A Case for Revving Up in Mortgages as Others Scale Back

Register now

The mortgage business continues to lure new disciples even though new regulation and the potential for rising rates have shaken the faith of other banks.

Mercantile Bank in Grand Rapids, Mich., is the latest convert. The $2.9 billion-asset company, which has traditionally focused on commercial lending, is looking to significantly expand its mortgage operations by hiring lenders and improving internal systems to speed up the application process.

Mercantile wants "to build a residential mortgage machine capable of producing robust mortgage volumes that are sustainable during a variety of economic cycles," said Robert Kaminski Jr., the company's chief operating officer.

Other banks have announced plans to add scale, including Bank of Botetourt in Buchanan, Va., and PS Bank in Wyalusing, Pa., which created new mortgage subsidiaries in recent months.

At the same time, companies such as BankUnited in Miami Lakes, Fla., and Ditech Financial have pulled the plug. JPMorgan Chase, meanwhile, has all but stopped making home loans backed by the Federal Housing Administration. Regulation — including rules to tied "Know Before You Owe," commonly known as TRID, and qualified mortgages — has factored into many decisions to scale back or step away.

So why jump into the business now?

For many banks, a commitment to enter residential lending follows a market shift where purchase activity replaces refinancing. Purchase volume topped $880 billion in 2015, and the Mortgage Bankers Association expects it to approach $1 trillion this year.

Though a third less than the pre-crisis peak in 2005, this year's expected activity would nearly double the amount of business generated in 2011.

Some banks' decisions are likely based on dynamics management teams are witnessing in specific markets, too.

Banks typically prefer purchase mortgages since those loans tend to produce higher yields, while refinancing often becomes a competition to see which lender will offer the lowest rate. Higher-yielding mortgages should generate higher fee income when the loans are sold, industry experts said.

Mercantile is eager to tap into higher-yielding loans as a way of boosting fee income, an area where the company has underperformed in recent years, said Damon DelMonte, an analyst at Keefe, Bruyette & Woods.

Noninterest income amounted to 13.7% of Mercantile's total revenue last year. In comparison, most banks of its size derived roughly a quarter of their revenue for fee-related income, DelMonte said.

First Bancshares in Hattiesburg, Miss., attributed last year's decision to buy a mortgage lender in Jackson, Miss., to positive housing trends in Mississippi and neighboring states. The deal was "a great opportunity … to enter a fast-growing market," Ray Cole, the $1.1 billion-asset company's president and chief executive, said at the time.

At Mercantile, marketing efforts will focus on the four biggest markets it serves in Michigan: Grand Rapids, Holland, Kalamazoo and Lansing.

The timing of Mercantile's mortgage play is propitious, said Brian Long, an economist at Grand Valley State University who produces a monthly survey of economic conditions in western Michigan.
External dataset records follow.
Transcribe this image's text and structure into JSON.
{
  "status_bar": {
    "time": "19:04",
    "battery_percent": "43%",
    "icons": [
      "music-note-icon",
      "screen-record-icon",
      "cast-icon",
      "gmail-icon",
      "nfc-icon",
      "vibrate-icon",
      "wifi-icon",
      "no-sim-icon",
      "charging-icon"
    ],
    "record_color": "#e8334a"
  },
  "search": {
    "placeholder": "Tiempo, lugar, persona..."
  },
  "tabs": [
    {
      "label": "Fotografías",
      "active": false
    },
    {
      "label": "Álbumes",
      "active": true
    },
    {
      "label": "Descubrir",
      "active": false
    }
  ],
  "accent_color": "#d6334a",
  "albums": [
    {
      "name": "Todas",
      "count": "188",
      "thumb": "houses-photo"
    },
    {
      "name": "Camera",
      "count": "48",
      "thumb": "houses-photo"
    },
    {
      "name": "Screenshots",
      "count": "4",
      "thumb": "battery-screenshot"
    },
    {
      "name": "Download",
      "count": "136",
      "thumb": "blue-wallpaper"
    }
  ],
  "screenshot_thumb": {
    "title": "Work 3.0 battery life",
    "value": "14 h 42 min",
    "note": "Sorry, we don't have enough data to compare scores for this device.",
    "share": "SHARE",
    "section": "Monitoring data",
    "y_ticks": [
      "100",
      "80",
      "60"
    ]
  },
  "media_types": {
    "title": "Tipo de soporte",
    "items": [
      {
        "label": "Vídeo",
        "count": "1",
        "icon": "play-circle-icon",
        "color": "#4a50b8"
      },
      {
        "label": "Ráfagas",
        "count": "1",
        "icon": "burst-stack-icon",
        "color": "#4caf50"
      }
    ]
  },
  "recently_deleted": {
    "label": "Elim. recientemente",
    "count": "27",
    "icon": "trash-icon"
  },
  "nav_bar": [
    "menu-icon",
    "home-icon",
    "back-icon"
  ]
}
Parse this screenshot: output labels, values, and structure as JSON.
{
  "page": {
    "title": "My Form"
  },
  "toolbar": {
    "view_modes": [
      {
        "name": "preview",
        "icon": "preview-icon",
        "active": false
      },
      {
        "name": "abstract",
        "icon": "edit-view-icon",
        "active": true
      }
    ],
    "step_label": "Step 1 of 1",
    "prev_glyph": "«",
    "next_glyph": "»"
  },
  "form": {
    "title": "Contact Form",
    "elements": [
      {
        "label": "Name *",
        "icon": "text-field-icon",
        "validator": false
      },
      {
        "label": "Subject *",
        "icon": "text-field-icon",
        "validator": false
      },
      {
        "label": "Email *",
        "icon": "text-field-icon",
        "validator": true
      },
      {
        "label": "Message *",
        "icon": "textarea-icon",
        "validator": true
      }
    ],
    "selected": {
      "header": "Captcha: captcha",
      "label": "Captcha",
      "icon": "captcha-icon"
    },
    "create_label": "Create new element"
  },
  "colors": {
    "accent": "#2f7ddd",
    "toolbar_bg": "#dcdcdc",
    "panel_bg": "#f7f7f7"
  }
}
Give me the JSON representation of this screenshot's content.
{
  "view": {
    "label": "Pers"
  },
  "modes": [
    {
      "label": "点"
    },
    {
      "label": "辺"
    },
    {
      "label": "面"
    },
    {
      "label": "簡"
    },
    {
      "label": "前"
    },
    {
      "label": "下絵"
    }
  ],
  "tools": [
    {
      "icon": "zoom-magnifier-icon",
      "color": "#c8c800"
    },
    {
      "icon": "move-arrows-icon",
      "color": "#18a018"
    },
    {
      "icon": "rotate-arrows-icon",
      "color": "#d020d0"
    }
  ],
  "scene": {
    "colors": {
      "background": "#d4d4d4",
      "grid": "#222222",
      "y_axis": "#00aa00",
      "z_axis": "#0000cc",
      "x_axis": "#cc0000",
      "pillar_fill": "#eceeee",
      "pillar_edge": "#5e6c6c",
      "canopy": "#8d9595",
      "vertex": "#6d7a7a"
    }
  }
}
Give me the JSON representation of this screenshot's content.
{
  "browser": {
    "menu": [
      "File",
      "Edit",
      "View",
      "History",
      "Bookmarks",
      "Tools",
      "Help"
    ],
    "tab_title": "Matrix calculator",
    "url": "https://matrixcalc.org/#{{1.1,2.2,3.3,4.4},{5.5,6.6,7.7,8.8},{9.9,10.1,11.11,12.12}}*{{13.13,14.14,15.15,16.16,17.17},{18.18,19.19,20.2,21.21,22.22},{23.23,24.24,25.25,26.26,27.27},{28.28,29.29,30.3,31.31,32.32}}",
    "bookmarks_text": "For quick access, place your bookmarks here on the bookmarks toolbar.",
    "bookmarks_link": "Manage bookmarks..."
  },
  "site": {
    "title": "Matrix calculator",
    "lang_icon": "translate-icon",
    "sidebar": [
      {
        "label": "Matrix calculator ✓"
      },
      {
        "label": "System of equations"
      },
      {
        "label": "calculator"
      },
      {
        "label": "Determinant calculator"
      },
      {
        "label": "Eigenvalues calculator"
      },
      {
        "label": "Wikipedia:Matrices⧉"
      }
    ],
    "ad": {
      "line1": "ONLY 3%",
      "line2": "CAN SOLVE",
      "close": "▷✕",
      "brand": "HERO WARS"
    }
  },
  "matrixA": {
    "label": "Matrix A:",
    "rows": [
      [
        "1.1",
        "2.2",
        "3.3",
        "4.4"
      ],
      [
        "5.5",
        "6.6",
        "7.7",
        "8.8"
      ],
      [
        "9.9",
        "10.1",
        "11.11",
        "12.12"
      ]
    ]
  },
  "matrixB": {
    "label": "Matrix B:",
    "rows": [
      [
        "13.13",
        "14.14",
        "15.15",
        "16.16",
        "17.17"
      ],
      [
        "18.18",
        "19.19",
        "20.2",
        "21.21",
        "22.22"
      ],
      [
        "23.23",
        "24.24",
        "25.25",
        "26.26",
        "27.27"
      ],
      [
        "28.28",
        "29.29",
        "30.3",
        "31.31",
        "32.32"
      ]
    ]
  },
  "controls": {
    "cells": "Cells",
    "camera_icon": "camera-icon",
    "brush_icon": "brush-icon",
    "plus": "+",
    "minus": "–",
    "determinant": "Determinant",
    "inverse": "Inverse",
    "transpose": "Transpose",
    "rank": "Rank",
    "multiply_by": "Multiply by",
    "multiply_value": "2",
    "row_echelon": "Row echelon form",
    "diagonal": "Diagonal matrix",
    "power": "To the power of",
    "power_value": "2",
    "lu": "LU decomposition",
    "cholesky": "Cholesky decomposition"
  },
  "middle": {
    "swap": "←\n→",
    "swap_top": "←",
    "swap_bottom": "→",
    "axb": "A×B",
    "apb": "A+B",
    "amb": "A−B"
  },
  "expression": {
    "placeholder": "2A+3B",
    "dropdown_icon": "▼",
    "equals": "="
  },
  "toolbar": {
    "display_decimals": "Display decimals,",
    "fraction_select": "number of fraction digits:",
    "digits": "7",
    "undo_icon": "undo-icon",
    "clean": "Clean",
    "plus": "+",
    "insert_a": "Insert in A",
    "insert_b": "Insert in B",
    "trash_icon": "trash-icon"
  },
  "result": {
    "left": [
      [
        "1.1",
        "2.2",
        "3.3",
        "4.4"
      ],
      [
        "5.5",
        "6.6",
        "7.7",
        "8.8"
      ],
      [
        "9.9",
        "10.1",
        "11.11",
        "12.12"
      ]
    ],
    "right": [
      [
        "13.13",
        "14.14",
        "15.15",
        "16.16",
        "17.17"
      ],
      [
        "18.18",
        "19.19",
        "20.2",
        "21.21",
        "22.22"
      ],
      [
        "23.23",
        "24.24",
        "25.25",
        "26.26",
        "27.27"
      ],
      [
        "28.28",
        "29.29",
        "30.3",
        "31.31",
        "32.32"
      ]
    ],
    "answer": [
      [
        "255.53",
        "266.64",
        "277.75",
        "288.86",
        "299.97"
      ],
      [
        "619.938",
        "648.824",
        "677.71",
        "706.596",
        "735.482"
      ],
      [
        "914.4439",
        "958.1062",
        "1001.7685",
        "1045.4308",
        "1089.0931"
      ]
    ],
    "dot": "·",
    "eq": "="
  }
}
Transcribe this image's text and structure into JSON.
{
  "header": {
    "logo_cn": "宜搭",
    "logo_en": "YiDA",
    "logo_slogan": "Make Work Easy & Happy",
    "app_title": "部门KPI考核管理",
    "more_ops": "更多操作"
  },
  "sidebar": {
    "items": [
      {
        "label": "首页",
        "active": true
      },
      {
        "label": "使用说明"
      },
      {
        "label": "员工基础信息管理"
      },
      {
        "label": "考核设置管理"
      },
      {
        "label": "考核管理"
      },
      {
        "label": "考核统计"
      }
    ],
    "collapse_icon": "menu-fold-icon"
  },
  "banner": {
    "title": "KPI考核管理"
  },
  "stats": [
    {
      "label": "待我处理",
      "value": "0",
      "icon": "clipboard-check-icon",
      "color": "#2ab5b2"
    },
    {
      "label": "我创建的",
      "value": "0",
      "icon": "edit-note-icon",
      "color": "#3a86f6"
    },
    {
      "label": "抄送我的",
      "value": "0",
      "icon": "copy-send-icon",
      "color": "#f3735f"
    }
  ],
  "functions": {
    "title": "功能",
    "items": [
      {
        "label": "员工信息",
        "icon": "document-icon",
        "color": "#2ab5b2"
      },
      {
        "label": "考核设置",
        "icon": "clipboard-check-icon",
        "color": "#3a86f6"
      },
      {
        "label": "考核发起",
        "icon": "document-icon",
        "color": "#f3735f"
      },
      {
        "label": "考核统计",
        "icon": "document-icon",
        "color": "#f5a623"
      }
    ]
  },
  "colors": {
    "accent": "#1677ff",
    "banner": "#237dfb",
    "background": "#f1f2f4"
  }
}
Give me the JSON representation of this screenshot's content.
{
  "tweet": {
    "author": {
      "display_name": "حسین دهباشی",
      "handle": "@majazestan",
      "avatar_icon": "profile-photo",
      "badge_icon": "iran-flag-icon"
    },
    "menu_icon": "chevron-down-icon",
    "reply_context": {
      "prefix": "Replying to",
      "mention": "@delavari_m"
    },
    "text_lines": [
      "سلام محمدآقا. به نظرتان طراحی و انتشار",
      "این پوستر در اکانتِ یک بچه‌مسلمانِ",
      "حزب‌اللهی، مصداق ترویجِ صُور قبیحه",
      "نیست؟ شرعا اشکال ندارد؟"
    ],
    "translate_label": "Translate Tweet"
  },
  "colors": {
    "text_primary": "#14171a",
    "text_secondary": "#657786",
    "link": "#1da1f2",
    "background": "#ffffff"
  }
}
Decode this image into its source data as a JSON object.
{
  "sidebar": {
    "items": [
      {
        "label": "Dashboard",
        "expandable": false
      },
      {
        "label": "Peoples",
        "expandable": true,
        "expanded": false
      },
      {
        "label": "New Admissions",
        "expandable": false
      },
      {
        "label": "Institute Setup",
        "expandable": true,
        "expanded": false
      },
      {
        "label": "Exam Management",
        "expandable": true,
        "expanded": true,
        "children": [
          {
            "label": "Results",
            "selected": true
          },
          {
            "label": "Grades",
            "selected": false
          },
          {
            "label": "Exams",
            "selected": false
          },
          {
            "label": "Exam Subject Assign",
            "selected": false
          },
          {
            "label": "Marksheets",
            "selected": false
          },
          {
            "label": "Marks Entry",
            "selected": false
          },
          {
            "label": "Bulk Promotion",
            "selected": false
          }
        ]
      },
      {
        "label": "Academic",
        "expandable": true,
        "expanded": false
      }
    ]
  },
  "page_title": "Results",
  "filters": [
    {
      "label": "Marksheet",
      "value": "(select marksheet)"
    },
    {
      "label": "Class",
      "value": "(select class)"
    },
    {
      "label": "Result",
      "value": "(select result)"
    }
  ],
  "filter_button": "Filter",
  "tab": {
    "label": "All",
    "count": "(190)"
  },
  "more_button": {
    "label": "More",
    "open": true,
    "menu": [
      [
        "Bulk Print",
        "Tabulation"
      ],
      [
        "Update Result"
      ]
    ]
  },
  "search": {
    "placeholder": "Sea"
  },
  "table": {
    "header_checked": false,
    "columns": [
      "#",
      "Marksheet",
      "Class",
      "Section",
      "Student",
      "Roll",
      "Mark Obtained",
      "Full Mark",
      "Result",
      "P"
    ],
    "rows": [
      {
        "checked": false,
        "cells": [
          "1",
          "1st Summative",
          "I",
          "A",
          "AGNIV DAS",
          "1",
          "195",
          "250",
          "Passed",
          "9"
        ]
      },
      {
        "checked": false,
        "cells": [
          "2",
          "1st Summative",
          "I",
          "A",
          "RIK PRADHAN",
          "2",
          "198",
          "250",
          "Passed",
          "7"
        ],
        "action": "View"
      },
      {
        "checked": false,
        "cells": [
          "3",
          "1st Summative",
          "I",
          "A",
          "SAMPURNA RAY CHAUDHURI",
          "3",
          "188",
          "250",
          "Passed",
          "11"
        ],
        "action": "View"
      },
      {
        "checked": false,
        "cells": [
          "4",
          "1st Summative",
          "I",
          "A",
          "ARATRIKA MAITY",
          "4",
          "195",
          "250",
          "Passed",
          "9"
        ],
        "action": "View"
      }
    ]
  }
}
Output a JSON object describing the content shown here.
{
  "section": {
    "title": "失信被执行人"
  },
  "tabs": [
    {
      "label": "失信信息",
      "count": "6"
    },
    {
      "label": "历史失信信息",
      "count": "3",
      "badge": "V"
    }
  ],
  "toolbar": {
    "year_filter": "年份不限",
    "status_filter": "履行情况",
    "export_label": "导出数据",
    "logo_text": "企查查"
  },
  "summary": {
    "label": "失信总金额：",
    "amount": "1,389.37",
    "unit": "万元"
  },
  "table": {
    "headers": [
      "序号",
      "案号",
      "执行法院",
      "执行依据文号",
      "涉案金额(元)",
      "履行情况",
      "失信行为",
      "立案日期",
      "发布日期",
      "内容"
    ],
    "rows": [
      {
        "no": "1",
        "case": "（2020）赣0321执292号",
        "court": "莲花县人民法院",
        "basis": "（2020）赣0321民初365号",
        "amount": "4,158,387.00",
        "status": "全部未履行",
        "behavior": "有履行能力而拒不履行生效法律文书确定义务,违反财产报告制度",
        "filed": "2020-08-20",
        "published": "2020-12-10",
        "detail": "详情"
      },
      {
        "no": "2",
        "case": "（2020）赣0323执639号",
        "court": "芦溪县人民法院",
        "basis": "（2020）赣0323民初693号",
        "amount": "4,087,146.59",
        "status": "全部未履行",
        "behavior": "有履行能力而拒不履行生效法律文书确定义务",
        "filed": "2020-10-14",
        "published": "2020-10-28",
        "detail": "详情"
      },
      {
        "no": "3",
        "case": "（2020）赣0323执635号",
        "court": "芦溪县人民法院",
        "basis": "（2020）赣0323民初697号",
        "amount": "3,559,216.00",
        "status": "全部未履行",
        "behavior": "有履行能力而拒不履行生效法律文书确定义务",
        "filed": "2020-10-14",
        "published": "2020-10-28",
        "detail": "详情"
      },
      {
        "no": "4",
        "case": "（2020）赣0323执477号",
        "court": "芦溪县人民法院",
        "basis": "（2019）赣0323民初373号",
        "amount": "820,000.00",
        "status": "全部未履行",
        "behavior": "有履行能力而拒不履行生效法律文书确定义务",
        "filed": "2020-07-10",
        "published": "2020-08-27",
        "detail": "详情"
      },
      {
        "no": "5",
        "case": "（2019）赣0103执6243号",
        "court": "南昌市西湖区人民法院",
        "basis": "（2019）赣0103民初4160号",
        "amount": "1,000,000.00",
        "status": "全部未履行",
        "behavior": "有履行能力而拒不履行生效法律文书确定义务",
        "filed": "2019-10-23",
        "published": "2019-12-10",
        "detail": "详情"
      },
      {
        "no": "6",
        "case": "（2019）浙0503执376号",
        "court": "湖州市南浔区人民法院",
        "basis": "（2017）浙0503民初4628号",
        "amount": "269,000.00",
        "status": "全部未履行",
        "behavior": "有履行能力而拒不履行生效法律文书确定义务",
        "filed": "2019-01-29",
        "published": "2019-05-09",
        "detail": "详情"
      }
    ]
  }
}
Unemployment in Mercantile's other big markets is running at 4% or lower, and "the good times should continue for most of the remainder of 2016," he said.

"The consumer market is booming," said Long, who has been surveying western Michigan business leaders since 1968. "Real estate people tell me they're very busy, but they're also quite frustrated because they don't have enough houses to sell."

Mercantile passed on an opportunity to dive into mortgages two years ago. That's when it bought Firstbank, a retail-oriented institution. Though the acquisition increased the company's mortgage book sevenfold, to $218 million in mid-2014, management allowed the portfolio to shrink over the next 18 months.

"Our focus has primarily been commercial lending," Kaminski explained. "That's what we led with. It was our mantra for many, many years."

Mercantile changed its tune when management realized it was leaving money on the table.

"We would talk to many of our business customers, only to find out they had refinanced their home with a competitor," Kaminski said. When asked why, many customers said they were unaware that Mercantile made mortgages, he said.

"It's an opportunity that we didn't take advantage of," Kaminski said. "Shame on us."

For reprint and licensing requests for this article, click here.
Community banking Mortgages M&A Consumer banking